** Records for processing follows **
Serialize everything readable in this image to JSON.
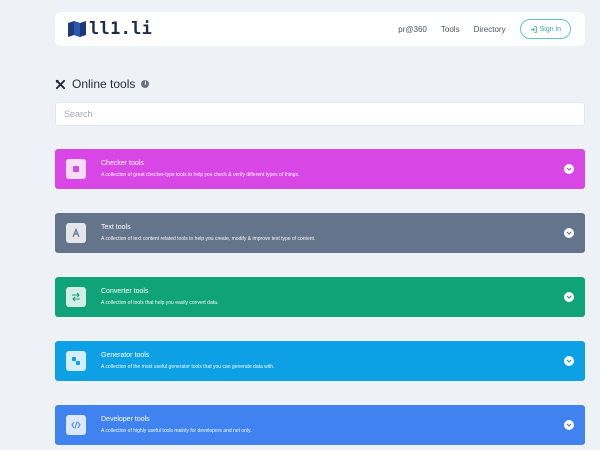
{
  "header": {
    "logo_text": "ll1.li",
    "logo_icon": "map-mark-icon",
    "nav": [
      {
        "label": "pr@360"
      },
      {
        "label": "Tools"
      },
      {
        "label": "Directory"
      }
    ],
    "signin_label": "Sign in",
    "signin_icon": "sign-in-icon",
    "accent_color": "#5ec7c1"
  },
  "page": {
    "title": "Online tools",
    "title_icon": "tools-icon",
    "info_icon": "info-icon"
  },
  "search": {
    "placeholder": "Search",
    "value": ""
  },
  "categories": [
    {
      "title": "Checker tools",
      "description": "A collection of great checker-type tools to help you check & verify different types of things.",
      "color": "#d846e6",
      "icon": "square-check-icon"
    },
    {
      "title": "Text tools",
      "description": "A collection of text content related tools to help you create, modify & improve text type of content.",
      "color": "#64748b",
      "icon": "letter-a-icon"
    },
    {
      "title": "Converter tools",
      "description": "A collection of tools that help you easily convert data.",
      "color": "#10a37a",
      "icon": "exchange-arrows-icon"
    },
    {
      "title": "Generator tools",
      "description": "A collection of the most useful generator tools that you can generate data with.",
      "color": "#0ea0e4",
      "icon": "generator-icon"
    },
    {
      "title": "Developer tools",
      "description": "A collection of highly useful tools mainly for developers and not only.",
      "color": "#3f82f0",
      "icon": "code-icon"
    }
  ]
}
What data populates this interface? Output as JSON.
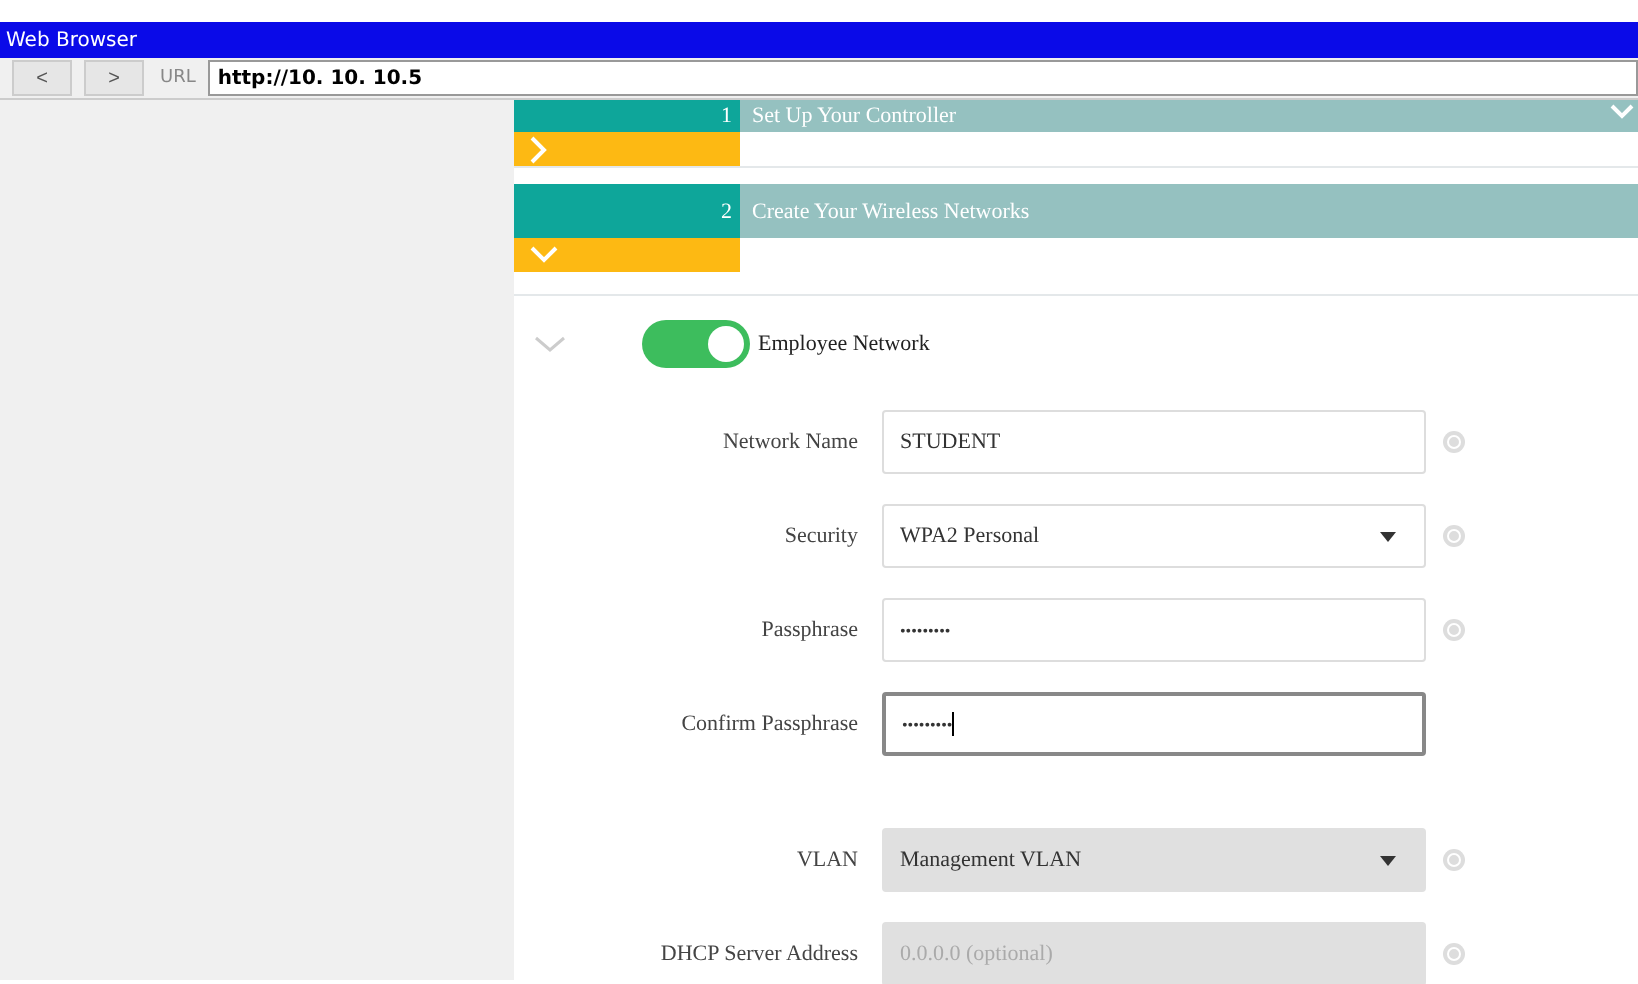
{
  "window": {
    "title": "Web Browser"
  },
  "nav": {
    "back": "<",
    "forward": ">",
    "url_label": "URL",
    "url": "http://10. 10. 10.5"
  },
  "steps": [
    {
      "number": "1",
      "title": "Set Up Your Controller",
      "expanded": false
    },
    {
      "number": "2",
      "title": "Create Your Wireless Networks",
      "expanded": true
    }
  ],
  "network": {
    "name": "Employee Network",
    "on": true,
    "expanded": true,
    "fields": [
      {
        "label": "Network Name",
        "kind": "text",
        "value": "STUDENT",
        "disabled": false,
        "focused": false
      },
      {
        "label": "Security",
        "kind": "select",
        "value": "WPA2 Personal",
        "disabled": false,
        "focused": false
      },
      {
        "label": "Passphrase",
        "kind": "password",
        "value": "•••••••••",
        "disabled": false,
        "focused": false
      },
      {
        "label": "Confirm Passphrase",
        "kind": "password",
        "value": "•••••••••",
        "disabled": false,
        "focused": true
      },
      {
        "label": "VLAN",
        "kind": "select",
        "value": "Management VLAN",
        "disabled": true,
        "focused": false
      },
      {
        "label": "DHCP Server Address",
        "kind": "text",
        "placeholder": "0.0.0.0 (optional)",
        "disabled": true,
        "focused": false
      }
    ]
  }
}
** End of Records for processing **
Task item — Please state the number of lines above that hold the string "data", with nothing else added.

Exercise answer — 3